> [Brief]:
For the entries below, report the number of lines where the string "altro" appears, and only that number.

> [Excerpted records]:
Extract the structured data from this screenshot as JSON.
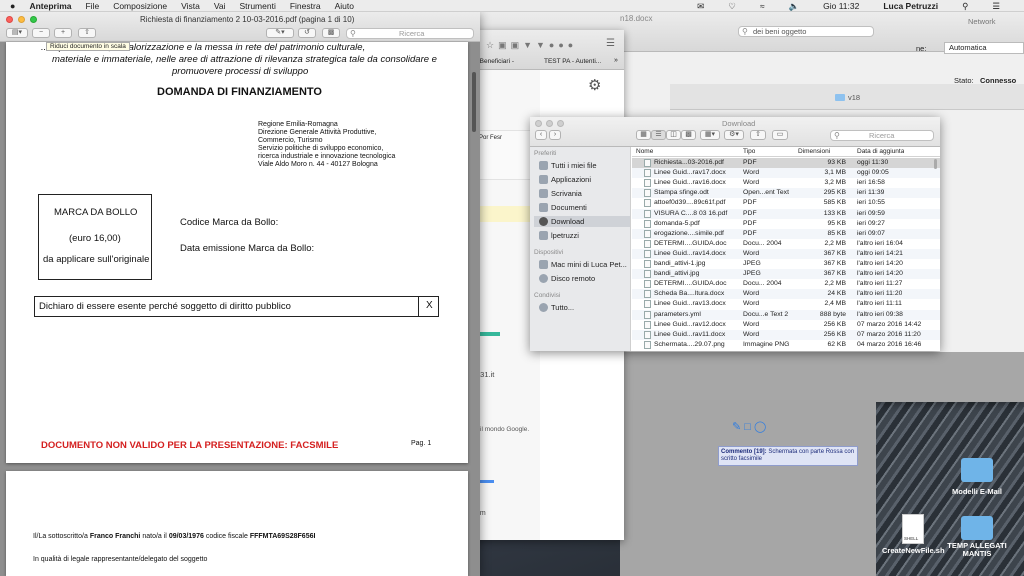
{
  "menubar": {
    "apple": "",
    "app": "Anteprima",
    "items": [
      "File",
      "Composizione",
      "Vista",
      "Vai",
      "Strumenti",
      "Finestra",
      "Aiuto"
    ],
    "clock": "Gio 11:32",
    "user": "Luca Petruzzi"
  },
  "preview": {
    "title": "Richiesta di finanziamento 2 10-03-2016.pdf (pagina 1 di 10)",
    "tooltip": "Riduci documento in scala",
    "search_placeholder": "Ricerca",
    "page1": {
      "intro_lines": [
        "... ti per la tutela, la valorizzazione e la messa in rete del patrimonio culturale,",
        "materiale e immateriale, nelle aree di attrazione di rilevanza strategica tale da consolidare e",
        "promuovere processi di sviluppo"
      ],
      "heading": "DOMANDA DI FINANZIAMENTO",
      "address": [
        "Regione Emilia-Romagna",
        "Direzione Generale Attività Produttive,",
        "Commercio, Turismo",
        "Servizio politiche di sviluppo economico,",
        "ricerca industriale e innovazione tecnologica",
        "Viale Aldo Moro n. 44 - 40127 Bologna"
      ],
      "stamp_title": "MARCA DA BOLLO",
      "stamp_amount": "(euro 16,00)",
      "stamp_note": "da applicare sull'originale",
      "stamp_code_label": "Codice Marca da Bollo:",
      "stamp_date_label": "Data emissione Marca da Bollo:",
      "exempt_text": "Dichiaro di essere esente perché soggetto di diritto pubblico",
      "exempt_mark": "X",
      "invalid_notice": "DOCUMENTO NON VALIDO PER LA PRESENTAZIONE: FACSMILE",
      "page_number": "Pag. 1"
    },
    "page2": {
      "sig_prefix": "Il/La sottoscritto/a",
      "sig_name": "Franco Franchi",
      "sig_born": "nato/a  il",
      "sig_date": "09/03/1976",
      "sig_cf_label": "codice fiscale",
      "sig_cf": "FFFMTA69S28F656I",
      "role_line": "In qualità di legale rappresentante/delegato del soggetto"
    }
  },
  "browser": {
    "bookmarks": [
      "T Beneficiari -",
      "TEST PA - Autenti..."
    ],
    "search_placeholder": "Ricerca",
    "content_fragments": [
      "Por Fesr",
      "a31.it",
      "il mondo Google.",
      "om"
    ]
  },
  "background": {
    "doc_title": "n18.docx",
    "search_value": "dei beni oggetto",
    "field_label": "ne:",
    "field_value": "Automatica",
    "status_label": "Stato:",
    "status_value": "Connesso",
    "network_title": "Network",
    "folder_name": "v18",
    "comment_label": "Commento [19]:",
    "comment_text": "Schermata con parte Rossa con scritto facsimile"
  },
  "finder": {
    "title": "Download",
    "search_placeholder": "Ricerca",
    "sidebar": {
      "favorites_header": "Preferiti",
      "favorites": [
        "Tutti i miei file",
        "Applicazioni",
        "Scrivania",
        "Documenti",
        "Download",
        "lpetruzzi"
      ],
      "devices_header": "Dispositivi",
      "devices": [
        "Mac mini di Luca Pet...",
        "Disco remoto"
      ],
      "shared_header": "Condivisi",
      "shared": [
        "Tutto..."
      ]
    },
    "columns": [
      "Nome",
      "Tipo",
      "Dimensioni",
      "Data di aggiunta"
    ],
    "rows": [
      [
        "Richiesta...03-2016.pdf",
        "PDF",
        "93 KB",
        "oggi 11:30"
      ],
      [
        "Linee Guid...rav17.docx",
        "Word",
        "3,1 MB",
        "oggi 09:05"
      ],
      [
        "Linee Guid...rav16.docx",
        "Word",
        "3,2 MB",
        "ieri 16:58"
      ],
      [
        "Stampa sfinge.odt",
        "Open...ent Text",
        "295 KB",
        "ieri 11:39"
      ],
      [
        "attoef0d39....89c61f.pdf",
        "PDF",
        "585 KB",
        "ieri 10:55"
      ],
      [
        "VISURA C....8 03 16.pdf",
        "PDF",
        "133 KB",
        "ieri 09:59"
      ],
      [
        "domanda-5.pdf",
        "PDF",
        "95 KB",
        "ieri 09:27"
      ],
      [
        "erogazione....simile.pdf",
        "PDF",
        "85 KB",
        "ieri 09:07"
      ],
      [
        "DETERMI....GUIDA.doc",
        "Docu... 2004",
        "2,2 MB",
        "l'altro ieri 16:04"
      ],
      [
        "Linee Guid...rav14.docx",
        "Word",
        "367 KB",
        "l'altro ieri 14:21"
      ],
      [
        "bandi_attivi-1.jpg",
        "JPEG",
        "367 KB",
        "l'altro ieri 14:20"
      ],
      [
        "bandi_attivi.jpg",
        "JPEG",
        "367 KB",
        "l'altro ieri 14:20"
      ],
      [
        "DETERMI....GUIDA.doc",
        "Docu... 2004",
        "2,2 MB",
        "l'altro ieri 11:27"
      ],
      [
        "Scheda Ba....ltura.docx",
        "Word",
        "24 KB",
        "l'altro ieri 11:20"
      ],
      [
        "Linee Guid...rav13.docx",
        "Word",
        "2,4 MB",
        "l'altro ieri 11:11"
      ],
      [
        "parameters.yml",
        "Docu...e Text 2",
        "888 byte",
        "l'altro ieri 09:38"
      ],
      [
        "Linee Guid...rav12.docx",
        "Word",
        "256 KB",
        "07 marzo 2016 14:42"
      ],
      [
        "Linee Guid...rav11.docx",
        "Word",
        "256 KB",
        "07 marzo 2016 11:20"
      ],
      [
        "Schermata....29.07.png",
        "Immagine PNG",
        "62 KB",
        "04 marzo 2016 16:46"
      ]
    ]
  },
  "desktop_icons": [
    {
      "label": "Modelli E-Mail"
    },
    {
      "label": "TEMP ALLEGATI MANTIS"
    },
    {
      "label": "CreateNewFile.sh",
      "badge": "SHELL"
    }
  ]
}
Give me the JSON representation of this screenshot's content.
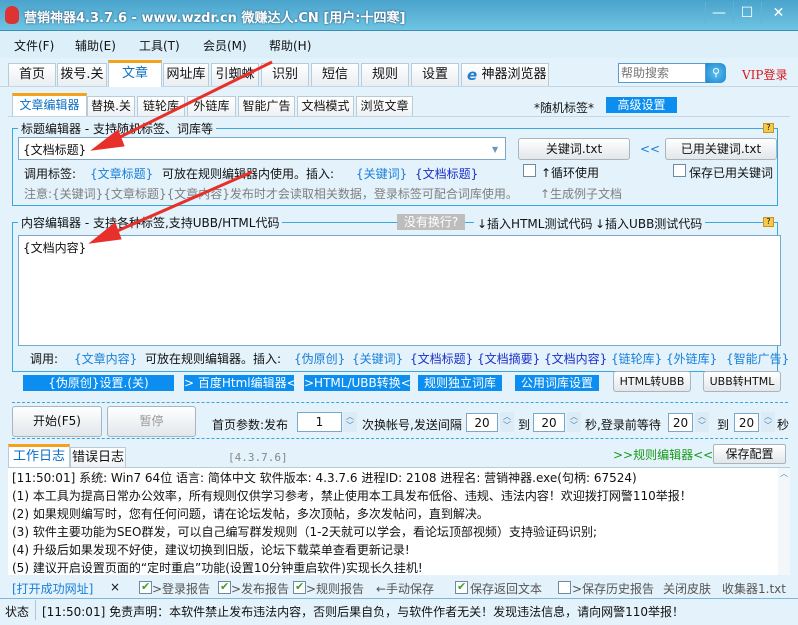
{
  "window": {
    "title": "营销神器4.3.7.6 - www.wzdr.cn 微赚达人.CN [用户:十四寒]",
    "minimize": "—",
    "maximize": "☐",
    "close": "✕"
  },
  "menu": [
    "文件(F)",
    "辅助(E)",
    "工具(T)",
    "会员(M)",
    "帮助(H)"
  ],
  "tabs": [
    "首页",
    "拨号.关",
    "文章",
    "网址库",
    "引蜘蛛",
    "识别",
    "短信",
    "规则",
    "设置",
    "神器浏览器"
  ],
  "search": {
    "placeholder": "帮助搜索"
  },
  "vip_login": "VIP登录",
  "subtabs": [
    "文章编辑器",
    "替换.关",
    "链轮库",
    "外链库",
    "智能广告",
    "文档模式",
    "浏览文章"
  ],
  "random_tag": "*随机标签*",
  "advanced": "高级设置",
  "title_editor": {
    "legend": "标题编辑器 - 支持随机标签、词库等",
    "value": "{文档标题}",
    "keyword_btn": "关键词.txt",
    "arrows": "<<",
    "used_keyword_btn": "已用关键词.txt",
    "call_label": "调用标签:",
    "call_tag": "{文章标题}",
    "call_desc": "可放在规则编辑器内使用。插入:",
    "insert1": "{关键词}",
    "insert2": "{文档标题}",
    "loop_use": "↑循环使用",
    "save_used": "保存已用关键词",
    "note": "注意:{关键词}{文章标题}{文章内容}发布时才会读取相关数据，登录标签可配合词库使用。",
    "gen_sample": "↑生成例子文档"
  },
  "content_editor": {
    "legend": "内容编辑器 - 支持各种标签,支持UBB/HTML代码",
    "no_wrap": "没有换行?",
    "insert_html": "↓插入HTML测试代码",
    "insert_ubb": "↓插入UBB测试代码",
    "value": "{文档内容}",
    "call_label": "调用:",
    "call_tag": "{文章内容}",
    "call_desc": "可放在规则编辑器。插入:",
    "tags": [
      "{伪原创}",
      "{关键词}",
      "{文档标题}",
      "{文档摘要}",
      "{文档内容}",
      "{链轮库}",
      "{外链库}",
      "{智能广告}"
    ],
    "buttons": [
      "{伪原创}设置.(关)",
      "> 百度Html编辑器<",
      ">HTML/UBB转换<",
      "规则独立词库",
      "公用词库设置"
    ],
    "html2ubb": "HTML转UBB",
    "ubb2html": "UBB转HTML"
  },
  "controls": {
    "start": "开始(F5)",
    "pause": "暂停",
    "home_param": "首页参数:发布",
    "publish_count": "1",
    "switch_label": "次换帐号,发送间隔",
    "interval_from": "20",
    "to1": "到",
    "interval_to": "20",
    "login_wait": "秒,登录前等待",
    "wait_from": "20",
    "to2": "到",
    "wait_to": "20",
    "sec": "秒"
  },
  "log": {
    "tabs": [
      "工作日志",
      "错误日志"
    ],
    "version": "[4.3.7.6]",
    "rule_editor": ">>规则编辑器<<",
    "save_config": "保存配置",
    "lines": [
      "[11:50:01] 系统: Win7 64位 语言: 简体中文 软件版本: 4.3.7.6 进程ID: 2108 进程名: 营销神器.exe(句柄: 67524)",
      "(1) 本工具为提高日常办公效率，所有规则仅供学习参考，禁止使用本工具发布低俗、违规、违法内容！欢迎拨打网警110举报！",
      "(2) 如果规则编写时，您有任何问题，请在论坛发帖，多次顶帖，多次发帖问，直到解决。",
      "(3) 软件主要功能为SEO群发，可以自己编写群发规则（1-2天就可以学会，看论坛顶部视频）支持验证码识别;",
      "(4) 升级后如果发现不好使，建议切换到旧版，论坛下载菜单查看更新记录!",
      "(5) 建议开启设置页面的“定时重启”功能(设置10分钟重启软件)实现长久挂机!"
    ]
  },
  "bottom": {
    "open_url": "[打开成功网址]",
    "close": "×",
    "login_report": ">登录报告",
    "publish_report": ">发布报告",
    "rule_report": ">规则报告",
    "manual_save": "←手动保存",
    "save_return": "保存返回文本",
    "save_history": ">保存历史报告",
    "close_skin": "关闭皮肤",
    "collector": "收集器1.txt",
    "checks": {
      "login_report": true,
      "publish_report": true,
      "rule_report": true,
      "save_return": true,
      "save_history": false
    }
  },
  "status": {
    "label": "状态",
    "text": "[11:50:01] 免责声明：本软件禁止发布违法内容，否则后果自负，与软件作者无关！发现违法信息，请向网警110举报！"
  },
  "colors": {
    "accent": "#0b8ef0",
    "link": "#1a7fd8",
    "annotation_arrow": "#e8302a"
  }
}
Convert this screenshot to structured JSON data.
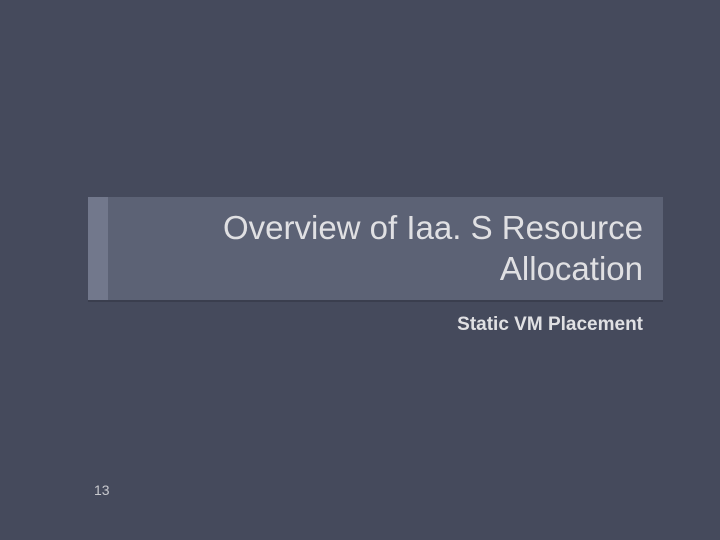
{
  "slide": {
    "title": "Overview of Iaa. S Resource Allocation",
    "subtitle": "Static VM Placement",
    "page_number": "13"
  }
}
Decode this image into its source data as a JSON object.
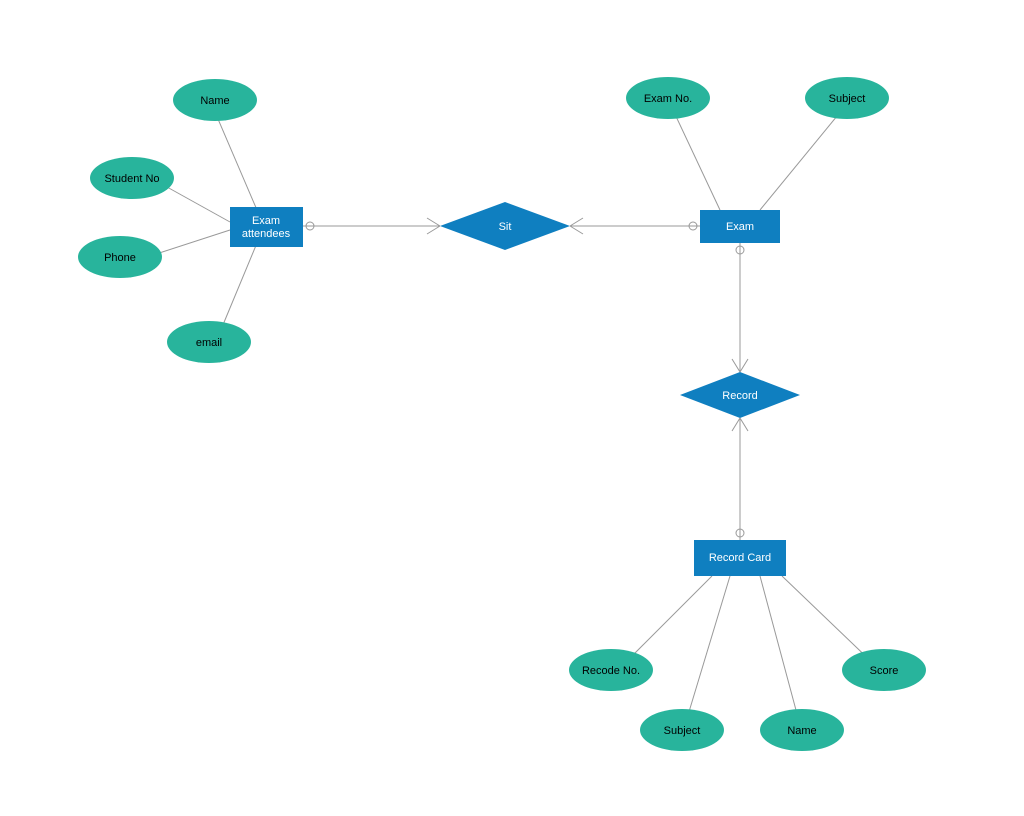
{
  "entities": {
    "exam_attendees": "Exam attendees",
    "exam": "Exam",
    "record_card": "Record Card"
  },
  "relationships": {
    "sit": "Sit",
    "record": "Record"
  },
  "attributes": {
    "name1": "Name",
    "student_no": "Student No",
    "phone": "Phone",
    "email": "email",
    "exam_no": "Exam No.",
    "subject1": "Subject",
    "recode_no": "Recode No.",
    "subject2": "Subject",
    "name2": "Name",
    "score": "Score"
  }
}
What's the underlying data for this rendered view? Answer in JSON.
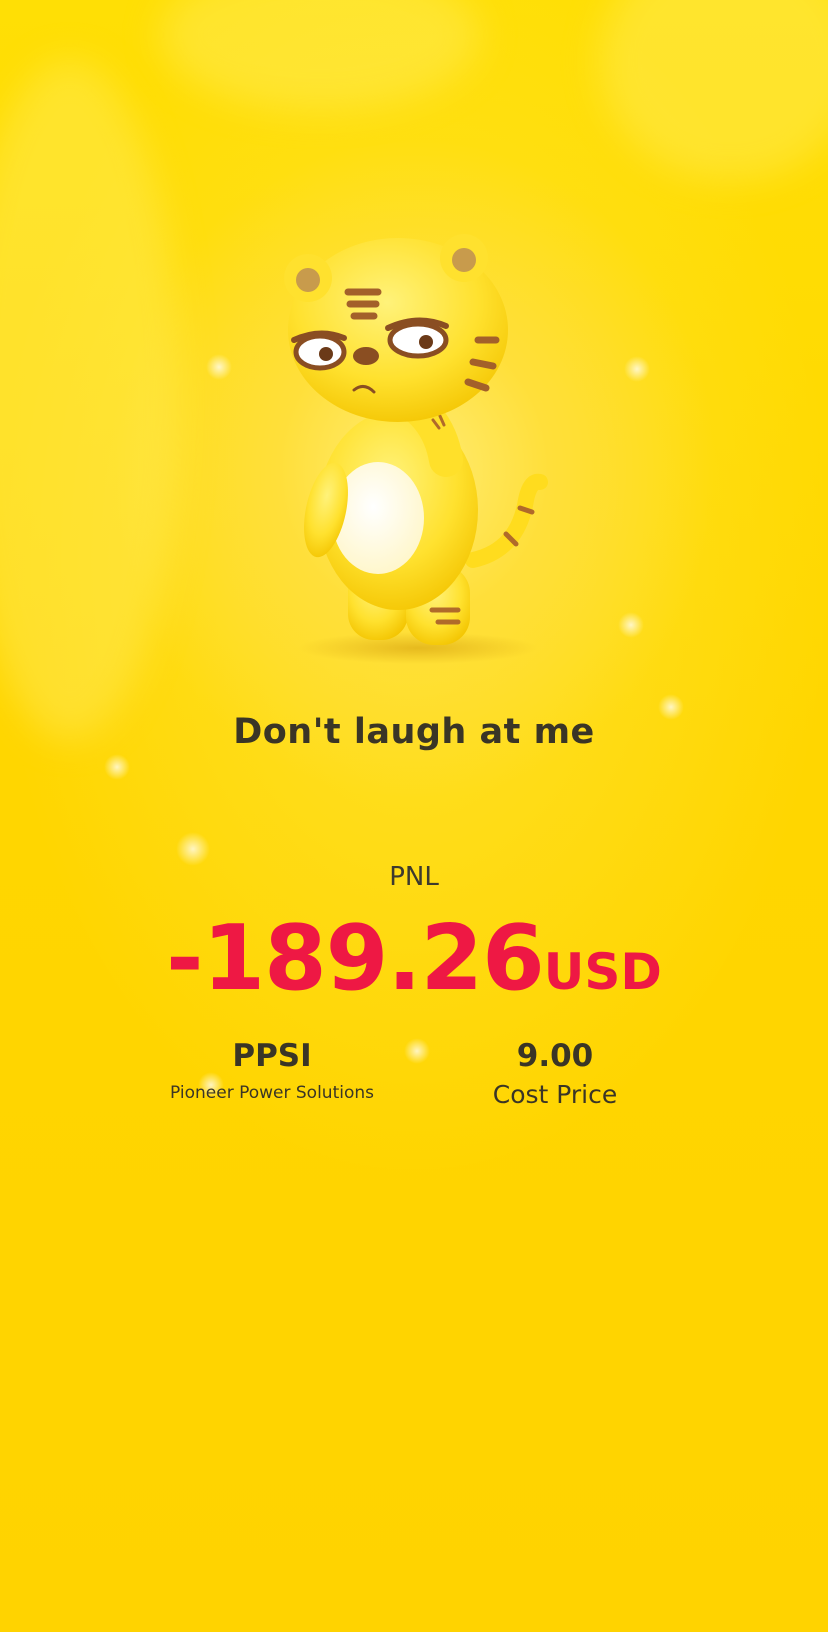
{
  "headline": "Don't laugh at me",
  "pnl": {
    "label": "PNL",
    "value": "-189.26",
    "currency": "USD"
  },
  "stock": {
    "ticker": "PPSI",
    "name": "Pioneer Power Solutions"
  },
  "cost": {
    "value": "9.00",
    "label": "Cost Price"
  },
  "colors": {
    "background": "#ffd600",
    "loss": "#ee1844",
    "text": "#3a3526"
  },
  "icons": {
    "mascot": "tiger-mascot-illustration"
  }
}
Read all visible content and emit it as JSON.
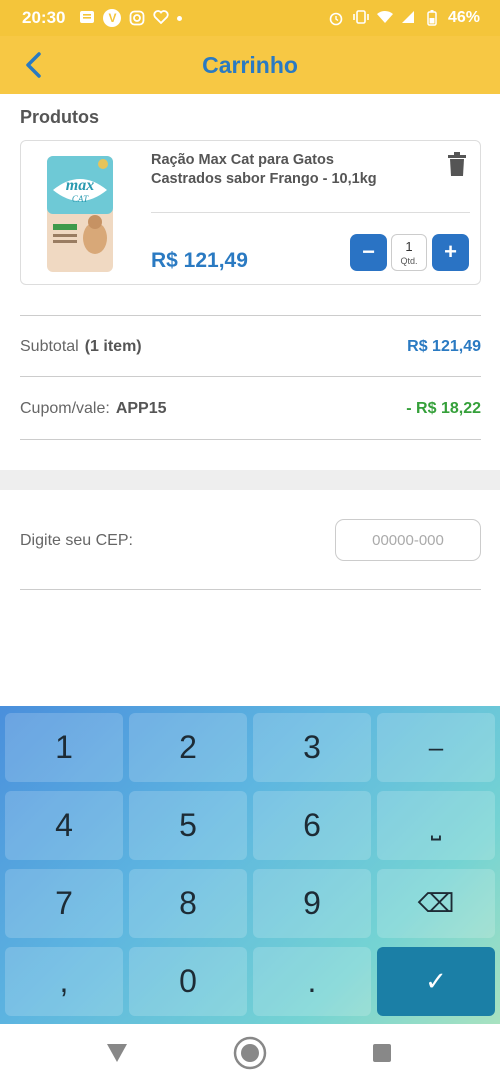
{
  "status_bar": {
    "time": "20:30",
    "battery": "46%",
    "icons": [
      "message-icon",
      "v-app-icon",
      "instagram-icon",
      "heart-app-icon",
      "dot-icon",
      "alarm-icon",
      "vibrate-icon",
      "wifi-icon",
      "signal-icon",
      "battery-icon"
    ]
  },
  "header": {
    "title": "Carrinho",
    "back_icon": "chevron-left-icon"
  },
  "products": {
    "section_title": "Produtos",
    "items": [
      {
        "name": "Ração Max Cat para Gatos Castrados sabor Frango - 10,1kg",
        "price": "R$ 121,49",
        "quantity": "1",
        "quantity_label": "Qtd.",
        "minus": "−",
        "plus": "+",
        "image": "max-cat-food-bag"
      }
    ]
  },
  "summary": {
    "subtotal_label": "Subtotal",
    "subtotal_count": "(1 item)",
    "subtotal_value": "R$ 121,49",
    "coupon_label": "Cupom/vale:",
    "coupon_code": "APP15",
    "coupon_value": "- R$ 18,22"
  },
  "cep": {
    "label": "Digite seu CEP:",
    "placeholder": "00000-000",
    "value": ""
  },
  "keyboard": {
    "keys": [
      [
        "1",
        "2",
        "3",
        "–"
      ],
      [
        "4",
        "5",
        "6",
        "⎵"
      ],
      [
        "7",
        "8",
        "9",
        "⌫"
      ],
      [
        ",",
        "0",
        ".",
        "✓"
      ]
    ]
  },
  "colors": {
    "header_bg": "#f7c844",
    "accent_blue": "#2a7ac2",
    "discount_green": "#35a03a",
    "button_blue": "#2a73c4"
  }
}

> [Solution]:
8